The entries are to be repeated exactly, with all pictures omitted.

------

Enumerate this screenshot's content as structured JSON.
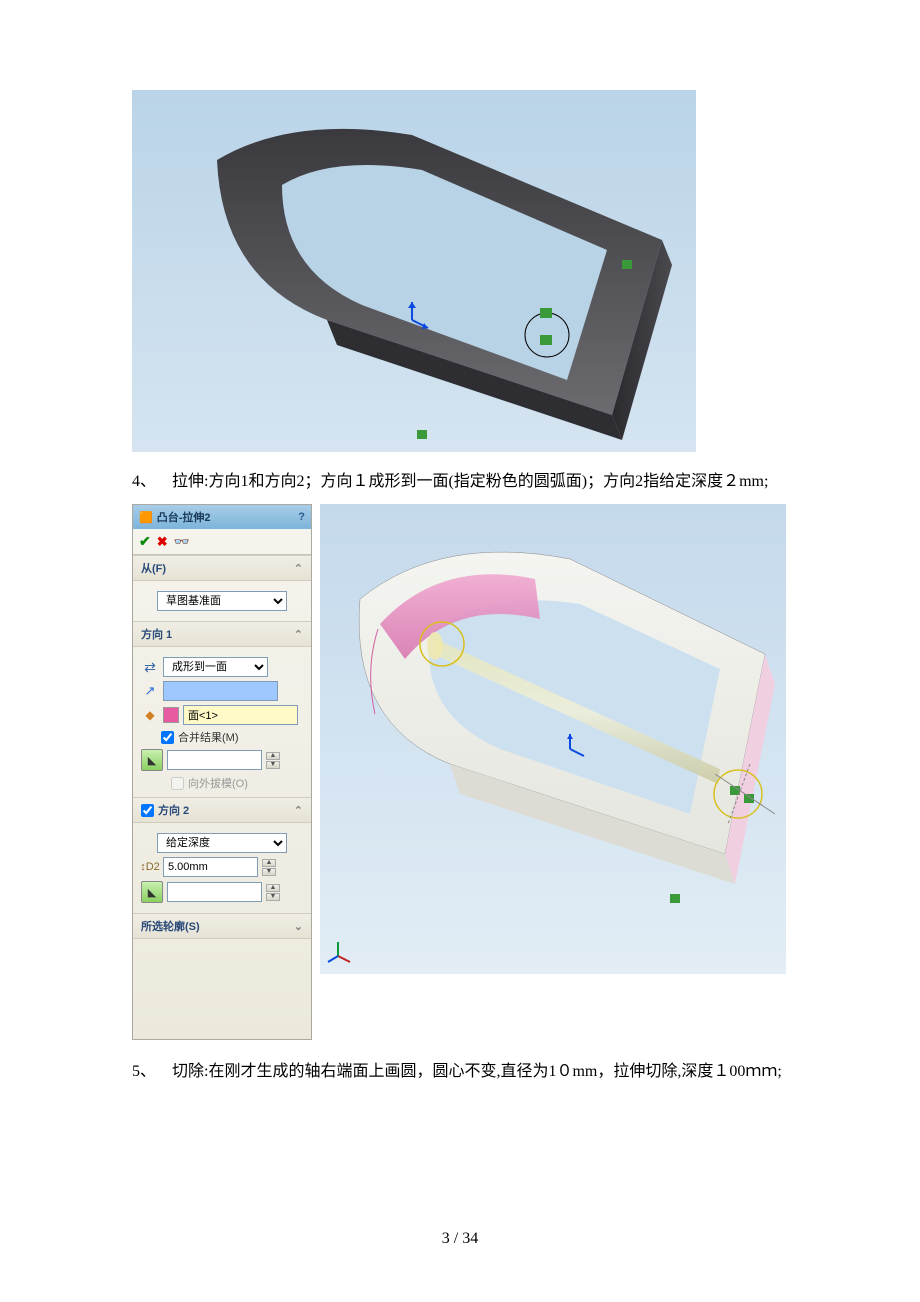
{
  "steps": {
    "s4": {
      "num": "4、",
      "text": "拉伸:方向1和方向2；方向１成形到一面(指定粉色的圆弧面)；方向2指给定深度２mm;"
    },
    "s5": {
      "num": "5、",
      "text": "切除:在刚才生成的轴右端面上画圆，圆心不变,直径为1０mm，拉伸切除,深度１00ｍｍ;"
    }
  },
  "panel": {
    "title": "凸台-拉伸2",
    "from_label": "从(F)",
    "from_select": "草图基准面",
    "dir1_label": "方向 1",
    "dir1_select": "成形到一面",
    "face_value": "面<1>",
    "merge_label": "合并结果(M)",
    "draft_label": "向外拔模(O)",
    "dir2_label": "方向 2",
    "dir2_select": "给定深度",
    "depth_value": "5.00mm",
    "contour_label": "所选轮廓(S)"
  },
  "footer": "3 / 34"
}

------

Exercise result –
Enumerate this screenshot's content as structured JSON.
{
  "steps": {
    "s4": {
      "num": "4、",
      "text": "拉伸:方向1和方向2；方向１成形到一面(指定粉色的圆弧面)；方向2指给定深度２mm;"
    },
    "s5": {
      "num": "5、",
      "text": "切除:在刚才生成的轴右端面上画圆，圆心不变,直径为1０mm，拉伸切除,深度１00ｍｍ;"
    }
  },
  "panel": {
    "title": "凸台-拉伸2",
    "from_label": "从(F)",
    "from_select": "草图基准面",
    "dir1_label": "方向 1",
    "dir1_select": "成形到一面",
    "face_value": "面<1>",
    "merge_label": "合并结果(M)",
    "draft_label": "向外拔模(O)",
    "dir2_label": "方向 2",
    "dir2_select": "给定深度",
    "depth_value": "5.00mm",
    "contour_label": "所选轮廓(S)"
  },
  "footer": "3 / 34"
}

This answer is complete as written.